There are few times when we choose to write a letter over an email or post on social media. I can think of 3 occasions my family might write: a card to a loved one; to send a complaint; or the most magical of all, a letter to the big man himself, Father Christmas! Why should the magic be restricted to Christmas? Letters are a great way to encourage your child’s written development, to get answers to those things you have always wondered on your daily meanderings, and sometimes a little more than you might have bargained for!
We all love receiving nice post and why shouldn’t your child?

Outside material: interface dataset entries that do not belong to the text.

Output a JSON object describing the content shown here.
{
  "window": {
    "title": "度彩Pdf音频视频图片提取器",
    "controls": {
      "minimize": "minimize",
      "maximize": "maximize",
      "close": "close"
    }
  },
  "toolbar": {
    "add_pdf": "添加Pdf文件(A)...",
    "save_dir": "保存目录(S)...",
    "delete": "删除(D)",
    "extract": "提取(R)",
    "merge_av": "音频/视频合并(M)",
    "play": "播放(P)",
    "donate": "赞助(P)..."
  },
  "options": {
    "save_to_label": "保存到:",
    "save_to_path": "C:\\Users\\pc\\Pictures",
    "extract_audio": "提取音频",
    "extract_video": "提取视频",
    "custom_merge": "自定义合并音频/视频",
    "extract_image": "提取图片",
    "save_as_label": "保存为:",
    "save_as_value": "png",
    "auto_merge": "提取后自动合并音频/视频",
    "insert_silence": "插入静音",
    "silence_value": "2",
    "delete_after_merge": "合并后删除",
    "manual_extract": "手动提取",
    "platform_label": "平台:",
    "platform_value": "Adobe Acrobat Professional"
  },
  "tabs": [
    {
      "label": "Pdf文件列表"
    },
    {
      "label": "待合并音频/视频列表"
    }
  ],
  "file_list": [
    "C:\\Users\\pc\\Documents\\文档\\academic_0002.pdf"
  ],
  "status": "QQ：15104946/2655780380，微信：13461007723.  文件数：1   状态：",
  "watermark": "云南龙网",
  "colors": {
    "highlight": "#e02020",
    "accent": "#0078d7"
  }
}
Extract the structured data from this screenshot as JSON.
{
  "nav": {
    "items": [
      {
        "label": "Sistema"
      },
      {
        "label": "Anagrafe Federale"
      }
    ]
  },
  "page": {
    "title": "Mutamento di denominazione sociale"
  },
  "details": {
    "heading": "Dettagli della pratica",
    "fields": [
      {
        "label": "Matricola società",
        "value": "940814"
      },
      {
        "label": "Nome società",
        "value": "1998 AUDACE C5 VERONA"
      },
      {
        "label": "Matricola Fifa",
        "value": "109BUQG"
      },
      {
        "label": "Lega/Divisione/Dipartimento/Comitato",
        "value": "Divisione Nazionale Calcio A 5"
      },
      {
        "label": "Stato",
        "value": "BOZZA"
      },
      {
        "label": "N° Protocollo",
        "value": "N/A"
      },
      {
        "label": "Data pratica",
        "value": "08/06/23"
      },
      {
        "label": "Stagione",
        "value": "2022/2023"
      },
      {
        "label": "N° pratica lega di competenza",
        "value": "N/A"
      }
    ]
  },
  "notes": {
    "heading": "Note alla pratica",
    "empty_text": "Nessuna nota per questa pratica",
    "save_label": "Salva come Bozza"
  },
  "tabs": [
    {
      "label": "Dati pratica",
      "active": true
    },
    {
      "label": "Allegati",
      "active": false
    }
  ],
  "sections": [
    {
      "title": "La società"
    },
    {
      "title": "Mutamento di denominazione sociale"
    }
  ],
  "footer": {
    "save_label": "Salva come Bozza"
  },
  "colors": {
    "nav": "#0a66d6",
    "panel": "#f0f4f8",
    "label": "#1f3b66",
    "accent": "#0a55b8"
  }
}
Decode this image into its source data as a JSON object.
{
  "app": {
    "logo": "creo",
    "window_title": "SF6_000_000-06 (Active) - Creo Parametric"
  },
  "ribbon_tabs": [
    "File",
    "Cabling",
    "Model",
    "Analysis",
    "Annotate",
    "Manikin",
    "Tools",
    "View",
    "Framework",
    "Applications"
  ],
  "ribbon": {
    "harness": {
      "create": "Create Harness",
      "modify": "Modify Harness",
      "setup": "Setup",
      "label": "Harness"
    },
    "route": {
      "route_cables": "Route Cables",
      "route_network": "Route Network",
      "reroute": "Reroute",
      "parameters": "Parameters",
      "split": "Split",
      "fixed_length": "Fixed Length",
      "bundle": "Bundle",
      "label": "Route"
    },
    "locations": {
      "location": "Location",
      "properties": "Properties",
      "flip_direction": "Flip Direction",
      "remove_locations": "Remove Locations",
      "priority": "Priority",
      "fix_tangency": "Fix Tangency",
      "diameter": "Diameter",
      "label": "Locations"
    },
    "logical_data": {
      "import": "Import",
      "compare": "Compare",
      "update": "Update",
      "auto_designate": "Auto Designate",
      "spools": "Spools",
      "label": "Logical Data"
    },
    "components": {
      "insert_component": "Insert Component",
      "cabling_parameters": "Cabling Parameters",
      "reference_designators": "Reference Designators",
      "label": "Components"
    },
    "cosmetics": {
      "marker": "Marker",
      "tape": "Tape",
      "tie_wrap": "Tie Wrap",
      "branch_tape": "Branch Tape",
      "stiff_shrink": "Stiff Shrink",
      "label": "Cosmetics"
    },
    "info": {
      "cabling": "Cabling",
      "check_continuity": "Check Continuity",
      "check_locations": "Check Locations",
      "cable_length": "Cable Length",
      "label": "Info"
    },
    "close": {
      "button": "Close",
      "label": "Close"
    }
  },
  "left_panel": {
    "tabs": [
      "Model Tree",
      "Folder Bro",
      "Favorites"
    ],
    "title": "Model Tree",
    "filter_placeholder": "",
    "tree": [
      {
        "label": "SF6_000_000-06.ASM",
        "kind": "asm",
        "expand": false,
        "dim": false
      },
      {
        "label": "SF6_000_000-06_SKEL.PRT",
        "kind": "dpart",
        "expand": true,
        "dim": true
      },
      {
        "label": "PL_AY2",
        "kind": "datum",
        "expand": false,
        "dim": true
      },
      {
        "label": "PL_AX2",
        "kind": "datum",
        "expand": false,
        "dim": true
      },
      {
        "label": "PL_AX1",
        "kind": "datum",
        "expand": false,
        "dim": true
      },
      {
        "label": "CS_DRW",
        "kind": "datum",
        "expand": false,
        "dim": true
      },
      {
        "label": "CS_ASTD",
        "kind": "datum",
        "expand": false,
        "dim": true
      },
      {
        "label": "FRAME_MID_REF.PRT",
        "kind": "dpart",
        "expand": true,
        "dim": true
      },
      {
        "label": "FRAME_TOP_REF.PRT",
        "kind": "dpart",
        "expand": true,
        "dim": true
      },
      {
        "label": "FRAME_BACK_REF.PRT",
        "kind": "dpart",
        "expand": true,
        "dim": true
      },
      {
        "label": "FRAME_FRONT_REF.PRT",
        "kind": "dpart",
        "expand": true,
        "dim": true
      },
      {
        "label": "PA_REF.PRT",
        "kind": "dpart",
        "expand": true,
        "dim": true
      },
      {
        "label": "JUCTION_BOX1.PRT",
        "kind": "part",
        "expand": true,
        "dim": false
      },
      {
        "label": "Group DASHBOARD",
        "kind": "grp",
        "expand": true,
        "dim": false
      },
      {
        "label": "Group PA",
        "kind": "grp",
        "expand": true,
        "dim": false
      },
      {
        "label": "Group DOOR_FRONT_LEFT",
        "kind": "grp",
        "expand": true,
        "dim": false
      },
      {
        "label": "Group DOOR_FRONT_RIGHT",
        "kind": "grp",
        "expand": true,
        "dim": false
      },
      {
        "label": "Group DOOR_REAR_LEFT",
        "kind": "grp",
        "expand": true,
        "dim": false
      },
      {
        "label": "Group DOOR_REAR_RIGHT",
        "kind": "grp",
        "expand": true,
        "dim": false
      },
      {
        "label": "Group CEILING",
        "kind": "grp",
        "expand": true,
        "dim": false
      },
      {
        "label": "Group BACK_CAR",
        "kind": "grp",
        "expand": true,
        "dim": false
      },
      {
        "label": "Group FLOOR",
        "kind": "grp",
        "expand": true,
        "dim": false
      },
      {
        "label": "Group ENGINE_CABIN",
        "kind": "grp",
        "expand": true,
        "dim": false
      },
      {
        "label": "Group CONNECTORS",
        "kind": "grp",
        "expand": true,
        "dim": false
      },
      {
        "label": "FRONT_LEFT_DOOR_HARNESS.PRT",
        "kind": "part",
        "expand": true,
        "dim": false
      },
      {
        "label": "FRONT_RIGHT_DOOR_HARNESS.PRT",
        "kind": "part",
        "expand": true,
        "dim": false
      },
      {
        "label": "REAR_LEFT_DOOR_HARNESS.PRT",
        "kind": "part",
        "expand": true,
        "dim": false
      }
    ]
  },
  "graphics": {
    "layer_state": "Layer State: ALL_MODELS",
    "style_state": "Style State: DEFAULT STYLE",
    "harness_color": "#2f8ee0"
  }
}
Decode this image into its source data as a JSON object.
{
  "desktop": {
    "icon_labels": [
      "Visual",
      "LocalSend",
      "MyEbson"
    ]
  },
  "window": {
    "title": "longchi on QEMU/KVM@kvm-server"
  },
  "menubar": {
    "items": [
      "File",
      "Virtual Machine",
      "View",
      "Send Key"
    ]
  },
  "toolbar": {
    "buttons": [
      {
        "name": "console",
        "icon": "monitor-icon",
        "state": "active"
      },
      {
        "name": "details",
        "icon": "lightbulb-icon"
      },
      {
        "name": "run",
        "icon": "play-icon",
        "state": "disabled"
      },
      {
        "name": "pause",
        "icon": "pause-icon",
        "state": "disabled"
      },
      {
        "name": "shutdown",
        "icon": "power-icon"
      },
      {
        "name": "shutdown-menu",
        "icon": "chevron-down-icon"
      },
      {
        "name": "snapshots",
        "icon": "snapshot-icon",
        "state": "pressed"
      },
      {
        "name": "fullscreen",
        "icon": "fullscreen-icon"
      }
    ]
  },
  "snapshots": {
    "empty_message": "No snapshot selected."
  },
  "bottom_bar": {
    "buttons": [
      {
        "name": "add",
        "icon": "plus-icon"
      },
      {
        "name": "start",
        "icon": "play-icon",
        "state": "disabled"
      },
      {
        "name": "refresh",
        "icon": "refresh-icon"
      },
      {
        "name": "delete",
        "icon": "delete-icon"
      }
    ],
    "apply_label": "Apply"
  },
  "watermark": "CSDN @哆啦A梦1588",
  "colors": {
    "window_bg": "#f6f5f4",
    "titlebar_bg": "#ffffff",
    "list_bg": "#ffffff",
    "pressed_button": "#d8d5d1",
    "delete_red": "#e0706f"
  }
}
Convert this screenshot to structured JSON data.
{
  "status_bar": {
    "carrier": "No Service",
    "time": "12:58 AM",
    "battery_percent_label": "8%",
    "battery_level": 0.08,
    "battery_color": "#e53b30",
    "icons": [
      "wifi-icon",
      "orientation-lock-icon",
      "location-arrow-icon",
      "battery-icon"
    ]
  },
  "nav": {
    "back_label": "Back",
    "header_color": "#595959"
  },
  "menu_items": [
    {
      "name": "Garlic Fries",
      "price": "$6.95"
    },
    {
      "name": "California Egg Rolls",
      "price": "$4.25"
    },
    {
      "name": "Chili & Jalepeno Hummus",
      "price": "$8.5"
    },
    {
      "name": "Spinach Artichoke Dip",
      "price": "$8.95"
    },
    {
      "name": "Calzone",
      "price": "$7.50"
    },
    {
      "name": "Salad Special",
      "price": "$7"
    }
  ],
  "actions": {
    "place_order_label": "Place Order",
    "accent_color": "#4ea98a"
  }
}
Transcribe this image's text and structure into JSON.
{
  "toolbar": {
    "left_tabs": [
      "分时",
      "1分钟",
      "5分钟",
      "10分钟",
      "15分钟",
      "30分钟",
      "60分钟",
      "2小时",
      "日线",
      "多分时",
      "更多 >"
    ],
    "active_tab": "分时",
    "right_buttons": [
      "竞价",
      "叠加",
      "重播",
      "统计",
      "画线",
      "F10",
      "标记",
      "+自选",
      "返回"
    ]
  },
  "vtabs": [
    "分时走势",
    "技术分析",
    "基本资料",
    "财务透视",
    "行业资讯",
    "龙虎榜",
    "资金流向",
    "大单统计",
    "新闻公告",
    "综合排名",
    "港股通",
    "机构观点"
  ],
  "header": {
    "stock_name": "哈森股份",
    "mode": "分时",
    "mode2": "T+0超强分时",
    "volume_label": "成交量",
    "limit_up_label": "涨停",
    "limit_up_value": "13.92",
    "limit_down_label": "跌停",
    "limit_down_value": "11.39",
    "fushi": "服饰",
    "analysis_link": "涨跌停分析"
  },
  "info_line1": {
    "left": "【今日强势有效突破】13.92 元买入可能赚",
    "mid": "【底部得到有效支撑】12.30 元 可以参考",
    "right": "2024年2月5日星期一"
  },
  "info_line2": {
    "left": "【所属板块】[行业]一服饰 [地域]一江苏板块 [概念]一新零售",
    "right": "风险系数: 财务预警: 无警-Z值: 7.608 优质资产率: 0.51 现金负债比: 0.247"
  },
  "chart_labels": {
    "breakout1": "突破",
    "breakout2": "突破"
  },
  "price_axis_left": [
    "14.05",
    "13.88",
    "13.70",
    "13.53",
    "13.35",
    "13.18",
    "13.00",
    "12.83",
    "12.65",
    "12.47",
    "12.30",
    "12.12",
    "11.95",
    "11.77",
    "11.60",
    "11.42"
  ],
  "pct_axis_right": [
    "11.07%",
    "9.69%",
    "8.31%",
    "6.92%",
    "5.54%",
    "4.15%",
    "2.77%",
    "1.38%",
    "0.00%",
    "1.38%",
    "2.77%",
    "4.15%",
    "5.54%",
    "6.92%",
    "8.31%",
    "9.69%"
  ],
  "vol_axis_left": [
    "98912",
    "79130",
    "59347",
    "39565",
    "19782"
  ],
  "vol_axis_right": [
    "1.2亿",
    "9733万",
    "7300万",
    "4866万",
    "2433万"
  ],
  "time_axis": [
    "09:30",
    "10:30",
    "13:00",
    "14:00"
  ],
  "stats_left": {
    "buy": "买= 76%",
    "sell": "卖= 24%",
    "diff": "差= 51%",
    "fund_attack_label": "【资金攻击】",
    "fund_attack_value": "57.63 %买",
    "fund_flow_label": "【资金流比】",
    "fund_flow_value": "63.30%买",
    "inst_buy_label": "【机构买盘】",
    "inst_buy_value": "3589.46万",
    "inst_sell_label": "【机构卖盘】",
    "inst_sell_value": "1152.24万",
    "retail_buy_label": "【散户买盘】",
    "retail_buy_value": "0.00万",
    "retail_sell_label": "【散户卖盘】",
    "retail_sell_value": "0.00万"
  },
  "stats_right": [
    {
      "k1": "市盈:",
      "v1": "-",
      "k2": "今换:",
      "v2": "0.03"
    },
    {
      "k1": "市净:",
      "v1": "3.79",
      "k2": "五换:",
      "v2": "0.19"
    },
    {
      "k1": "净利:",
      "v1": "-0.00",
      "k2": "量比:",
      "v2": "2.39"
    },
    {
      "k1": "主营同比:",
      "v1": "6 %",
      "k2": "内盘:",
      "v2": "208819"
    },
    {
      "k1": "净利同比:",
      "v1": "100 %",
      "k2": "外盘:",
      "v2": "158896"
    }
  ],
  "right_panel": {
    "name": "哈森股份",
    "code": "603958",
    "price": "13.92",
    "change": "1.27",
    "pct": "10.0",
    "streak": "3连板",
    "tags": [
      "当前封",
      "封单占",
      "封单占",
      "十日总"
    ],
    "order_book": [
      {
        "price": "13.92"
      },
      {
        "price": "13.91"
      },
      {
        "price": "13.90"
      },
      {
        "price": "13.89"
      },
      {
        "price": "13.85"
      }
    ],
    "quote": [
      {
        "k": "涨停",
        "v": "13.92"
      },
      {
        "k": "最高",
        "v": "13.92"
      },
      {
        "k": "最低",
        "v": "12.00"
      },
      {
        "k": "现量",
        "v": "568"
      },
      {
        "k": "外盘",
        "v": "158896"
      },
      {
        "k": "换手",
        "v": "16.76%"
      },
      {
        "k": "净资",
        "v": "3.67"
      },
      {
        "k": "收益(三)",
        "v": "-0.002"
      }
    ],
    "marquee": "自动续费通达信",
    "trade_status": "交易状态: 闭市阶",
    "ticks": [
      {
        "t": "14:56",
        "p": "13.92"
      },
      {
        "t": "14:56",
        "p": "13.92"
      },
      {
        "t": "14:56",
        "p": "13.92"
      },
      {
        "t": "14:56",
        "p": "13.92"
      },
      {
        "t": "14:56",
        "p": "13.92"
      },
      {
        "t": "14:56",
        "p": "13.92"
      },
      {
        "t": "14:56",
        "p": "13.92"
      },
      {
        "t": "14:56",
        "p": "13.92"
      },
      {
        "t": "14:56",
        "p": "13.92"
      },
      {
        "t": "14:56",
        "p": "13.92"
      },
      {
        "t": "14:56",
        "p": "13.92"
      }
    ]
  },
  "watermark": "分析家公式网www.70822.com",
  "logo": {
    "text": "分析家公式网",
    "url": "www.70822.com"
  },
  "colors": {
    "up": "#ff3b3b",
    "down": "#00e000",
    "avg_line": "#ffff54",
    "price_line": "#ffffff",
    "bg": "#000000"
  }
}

This is a guest post by Cheryl Flatman, whom I often exchanged real letters with during university, and who is inspiring the love of actual mail in the post in her children. You can find Cheryl on Instagram, though if you know her in real life, she might appreciate a little note in the mail more than a like on her photos!
Writing letters to ask questions
It is often in the car where we have some of our most interesting conversations. We learn what happened today and sometimes we wonder what happens. On the way home from school one day, we pondered how many loaves were in the Roberts Bakery cooling towers that we pass everyday on the way to school and back. Harry guessed 1000. (For anyone not local to mid-Cheshire, the Robert’s Bakery is next to a busy road, with glass windows so as you drive past you can see the bread travelling along the conveyor belts through the factory and in the cooling towers ).
I like to challenge my 5-year-old to try to practice his writing, for example by asking him to write the birthday cards or a shopping list. So on completion of homework I asked if he would like to write a letter to Mr Roberts to ask just how many loaves do fit in the cooling towers; gladly he agreed. We found some paper and lined it up (he only been writing a little while), Harry told me what he wanted to write and I helped him with the spelling. With regret we neglected to write his age on the letter but that didn’t matter. We dropped it in the post the next day explaining that it may take a week or so to get a reply, and that it’s not as quick as an email. Each night he eagerly asked if he had any post, sadly the answer was no.
Now I’m no Twitter user but I hear it’s very good at getting the attention of corporations, often by those who are dissatisfied by something or other, so after a week or two Harry asked my husband’s PA if she would tweet Roberts to see if they got his letter. Sadly, they couldn’t find any trace of it, but thanks to the wonders of private messaging, when we got home from a short break there was a letter from Roberts addressed to Harry.
The magic of receiving a letter
He opened it with haste and as he did five £1-off Roberts Bakery bread vouchers flooded out. Very excitedly Harry exclaimed we could now go to Roberts Bakery because he had tickets! Ok, so I had to explain they were vouchers to buy bread, but better still I got to read what was the loveliest letter – bravo to whoever wrote it, the language was just perfect for him – explaining that the cooling towers hold up to 7000 loaves and in a week they cool 2.1million!
A magical gift
Really this is the gift that keeps on giving: not only has he had the chance to write to a local company, to satisfy his thirst for knowledge, but also he has received a lovely letter, vouchers and is now keen to share his finding with his class mates at school when he returns from half term.
Sharing funny tales
Another time I chose to send Pampers a funny little story about my children, Harry in particular. Harry and Alice are a little too young to remember what happened but I though Pampers would appreciate the funny tale. When I had my second child Alice, Harry at almost 3 was a proud and eager helper, he would always run off and get the “teeny weenies” (nappies to you and I!), he would pass over the nappy saying “lions are the best”. A few weeks later I happened to be looking for something and opened both halves of the bookcase cupboard. When I did I was faced with a whole heap of loose nappies! Whilst tidying them up I pondered for a moment, knowing full well I hadn’t put them there. I soon realised they were all giraffe pictures. Harry had been stashing the giraffe nappies favouring the lion pictured ones, clearly he wanted the best for his little sisters precious little posterior, well we all know lions are the best! I was so pleased I had found the nappies before she changed size. I was so tickled by the story I had to share it with Pampers, who once again sent the lovely letter and a voucher for £10 worth of pampers! A fantastic reward for taking a few moments out to write up a funny story.
So as you can see writing a letter wondering about something or sending good feedback in the old fashioned way really can be rewarding for everyone!